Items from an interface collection

━━━

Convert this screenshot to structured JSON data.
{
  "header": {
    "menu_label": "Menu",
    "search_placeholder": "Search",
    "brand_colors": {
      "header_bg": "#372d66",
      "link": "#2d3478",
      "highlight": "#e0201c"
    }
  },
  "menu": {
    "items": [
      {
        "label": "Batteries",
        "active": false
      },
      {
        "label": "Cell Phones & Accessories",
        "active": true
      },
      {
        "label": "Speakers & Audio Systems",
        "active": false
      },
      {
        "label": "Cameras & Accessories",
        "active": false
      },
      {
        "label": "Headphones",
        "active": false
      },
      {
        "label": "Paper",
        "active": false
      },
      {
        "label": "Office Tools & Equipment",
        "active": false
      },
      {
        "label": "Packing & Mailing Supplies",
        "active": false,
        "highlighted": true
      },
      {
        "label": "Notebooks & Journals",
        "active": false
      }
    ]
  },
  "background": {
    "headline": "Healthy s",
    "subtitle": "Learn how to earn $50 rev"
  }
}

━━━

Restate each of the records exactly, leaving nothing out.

Convert this screenshot to structured JSON data.
{
  "header": {
    "menu_label": "Menu",
    "search_placeholder": "Search",
    "brand_colors": {
      "header_bg": "#372d66",
      "link": "#2d3478",
      "highlight": "#e0201c"
    }
  },
  "menu": {
    "items": [
      {
        "label": "Batteries",
        "active": false
      },
      {
        "label": "Cell Phones & Accessories",
        "active": true
      },
      {
        "label": "Speakers & Audio Systems",
        "active": false
      },
      {
        "label": "Cameras & Accessories",
        "active": false
      },
      {
        "label": "Headphones",
        "active": false
      },
      {
        "label": "Paper",
        "active": false
      },
      {
        "label": "Office Tools & Equipment",
        "active": false
      },
      {
        "label": "Packing & Mailing Supplies",
        "active": false,
        "highlighted": true
      },
      {
        "label": "Notebooks & Journals",
        "active": false
      }
    ]
  },
  "background": {
    "headline": "Healthy s",
    "subtitle": "Learn how to earn $50 rev"
  }
}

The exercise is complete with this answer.